* _EXERCISE_: What lines below hold the string "location"? Copy them all.

::: PROVIDED ENTRIES

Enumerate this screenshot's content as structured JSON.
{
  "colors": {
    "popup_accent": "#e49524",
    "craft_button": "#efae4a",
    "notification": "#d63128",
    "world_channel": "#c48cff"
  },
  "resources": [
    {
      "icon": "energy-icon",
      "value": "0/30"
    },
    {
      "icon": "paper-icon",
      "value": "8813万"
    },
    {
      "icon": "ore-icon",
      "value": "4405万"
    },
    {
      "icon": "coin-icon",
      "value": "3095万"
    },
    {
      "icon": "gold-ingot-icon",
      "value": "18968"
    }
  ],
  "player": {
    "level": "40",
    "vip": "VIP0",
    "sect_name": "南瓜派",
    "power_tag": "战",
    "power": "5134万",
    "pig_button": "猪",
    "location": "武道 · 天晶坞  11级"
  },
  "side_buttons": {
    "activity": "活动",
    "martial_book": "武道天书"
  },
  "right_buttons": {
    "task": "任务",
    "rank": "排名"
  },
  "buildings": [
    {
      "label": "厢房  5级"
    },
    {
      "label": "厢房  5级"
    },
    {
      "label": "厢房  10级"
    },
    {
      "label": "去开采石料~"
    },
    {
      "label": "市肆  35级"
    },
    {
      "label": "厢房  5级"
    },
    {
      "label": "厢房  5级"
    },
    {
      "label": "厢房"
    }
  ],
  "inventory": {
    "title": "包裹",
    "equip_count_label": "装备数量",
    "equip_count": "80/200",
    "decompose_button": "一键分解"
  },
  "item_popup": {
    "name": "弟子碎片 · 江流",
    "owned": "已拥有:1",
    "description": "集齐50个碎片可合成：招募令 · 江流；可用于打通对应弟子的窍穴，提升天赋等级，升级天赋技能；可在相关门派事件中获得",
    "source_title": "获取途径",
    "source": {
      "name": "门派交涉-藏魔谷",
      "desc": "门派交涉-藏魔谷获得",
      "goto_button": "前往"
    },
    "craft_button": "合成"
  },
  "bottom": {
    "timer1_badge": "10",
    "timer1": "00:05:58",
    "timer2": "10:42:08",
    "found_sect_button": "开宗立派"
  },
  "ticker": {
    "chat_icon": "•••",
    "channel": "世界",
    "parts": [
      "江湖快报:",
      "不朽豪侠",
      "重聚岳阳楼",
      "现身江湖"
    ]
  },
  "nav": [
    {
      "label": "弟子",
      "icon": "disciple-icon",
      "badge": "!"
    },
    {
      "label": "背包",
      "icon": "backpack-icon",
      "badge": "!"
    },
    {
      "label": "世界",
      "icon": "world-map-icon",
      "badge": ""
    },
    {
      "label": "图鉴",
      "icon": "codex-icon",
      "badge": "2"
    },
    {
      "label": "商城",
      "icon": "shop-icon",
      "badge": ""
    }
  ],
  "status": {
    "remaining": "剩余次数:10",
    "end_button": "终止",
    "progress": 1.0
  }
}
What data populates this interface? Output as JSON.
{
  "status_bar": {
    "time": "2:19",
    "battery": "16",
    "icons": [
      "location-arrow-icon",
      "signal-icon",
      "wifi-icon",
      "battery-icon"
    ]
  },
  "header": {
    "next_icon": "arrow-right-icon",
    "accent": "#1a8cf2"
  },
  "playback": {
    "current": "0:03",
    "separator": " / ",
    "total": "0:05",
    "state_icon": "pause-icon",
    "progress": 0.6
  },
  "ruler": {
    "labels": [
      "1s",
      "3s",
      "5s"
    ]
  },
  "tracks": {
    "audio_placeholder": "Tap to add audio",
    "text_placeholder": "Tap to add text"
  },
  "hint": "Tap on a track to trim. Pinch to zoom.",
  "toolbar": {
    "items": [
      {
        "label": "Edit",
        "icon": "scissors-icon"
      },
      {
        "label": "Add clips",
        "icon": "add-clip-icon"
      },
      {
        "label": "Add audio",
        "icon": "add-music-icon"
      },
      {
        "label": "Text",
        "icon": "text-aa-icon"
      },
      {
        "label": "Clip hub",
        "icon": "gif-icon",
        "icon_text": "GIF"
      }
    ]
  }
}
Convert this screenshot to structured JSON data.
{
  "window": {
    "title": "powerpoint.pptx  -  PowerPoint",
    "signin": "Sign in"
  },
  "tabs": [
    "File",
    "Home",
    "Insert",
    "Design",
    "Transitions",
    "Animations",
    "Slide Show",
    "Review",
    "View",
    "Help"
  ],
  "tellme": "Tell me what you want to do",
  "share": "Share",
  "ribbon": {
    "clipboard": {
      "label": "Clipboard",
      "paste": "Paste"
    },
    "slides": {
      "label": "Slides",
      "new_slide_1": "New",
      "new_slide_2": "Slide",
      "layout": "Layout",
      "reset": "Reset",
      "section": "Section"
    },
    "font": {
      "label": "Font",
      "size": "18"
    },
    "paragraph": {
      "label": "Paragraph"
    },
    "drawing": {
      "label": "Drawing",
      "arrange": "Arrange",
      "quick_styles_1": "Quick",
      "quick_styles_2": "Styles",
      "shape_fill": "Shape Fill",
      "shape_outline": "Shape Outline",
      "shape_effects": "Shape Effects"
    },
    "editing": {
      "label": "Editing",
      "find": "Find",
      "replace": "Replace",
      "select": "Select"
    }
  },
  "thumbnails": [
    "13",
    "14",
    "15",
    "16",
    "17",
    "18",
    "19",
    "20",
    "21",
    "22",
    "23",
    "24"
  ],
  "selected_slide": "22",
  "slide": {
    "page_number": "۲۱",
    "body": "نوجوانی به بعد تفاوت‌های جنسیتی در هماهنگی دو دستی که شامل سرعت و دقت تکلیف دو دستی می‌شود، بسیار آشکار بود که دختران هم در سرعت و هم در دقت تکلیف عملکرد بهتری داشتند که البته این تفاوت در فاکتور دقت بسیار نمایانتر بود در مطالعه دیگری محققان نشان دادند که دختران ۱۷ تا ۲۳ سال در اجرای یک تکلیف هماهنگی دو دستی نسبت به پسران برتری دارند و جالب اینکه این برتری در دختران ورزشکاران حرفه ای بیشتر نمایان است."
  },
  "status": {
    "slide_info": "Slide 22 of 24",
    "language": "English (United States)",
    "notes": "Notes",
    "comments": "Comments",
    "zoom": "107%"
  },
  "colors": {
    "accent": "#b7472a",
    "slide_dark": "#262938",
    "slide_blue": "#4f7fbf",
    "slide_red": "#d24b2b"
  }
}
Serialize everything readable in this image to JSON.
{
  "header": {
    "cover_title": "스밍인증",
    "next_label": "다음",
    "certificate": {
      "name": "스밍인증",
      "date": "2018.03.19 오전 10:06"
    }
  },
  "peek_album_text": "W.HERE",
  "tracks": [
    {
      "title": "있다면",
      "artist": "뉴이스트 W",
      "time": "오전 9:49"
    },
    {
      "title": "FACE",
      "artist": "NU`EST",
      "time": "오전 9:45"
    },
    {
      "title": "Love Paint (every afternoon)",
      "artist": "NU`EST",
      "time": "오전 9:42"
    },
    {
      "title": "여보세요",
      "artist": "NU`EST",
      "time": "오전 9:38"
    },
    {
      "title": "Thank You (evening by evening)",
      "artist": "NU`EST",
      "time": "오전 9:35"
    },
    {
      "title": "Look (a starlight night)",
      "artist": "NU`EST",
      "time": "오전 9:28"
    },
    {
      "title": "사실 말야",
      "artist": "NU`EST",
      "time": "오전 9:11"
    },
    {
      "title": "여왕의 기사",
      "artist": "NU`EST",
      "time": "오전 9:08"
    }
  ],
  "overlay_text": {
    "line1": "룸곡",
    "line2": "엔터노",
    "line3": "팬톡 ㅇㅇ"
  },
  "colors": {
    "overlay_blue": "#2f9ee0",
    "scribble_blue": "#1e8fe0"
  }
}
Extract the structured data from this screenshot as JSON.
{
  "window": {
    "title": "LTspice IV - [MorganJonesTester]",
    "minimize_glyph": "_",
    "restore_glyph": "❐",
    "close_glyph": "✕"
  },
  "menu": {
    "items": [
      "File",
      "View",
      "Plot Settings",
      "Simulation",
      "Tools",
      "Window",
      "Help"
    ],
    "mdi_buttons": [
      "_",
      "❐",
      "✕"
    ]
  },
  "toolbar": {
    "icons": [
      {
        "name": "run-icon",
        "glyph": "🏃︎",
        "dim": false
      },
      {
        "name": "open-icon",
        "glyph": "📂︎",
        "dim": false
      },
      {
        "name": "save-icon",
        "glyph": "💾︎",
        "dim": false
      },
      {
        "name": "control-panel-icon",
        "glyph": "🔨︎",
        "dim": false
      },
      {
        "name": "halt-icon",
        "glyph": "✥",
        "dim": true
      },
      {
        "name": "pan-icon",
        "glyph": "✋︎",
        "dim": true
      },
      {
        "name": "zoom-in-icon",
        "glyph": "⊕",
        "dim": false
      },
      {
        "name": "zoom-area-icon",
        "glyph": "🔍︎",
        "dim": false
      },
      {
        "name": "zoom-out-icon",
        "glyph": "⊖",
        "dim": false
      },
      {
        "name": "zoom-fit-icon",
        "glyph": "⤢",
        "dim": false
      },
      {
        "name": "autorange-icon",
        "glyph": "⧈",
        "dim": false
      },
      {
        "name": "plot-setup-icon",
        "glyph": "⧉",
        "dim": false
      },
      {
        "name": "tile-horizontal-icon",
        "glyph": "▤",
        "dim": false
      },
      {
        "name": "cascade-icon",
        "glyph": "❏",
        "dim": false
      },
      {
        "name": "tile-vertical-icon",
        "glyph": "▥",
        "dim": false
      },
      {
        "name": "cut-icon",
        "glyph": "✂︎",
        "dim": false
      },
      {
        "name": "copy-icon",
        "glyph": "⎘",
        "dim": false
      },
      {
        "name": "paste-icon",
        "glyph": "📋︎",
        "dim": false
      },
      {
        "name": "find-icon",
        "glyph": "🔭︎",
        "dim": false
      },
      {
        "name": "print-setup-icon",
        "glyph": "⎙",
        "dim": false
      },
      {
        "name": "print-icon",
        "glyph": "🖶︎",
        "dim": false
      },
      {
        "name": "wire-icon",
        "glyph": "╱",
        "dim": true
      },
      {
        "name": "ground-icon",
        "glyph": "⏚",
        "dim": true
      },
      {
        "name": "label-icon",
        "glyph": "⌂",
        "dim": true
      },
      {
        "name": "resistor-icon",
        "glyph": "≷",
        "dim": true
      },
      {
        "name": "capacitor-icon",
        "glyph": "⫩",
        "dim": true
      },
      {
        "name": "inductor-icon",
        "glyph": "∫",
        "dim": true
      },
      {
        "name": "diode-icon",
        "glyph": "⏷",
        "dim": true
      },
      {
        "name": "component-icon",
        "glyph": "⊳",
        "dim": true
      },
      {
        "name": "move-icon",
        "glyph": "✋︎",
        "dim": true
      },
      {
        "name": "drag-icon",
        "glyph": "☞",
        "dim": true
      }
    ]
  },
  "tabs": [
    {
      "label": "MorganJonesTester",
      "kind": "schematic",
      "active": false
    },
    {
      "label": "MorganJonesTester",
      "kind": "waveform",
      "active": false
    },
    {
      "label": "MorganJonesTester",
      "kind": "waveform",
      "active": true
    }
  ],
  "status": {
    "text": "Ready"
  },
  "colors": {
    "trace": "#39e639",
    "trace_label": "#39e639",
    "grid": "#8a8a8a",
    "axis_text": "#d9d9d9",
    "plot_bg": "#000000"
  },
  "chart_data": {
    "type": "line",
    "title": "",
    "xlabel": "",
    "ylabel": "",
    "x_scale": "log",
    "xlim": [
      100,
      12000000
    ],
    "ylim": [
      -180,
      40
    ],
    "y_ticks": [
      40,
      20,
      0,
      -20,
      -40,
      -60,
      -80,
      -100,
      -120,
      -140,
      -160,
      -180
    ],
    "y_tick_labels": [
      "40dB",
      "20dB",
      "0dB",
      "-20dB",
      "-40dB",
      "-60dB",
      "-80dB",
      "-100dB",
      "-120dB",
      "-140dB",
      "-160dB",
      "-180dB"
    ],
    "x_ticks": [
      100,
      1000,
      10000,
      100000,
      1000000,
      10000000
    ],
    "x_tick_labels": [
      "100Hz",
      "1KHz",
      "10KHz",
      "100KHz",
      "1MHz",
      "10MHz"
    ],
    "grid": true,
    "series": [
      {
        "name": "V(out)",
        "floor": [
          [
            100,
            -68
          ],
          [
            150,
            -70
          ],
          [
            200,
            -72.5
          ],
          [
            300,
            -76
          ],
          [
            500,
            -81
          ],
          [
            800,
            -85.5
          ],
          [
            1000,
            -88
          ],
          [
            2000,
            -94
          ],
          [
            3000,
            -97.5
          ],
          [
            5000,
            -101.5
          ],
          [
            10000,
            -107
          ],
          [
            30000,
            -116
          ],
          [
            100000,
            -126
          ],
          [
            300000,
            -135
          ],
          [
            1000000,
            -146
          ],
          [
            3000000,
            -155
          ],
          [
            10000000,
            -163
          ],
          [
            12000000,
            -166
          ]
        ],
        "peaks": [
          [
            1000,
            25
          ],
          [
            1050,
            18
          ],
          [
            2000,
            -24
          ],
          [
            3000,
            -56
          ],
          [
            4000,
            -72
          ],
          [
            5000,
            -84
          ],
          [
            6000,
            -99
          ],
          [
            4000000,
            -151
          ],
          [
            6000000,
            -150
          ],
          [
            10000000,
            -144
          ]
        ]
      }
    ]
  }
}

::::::

* _RESULT OF THIS EXERCISE_:
    "location": "武道 · 天晶坞  11级"
      "location-arrow-icon",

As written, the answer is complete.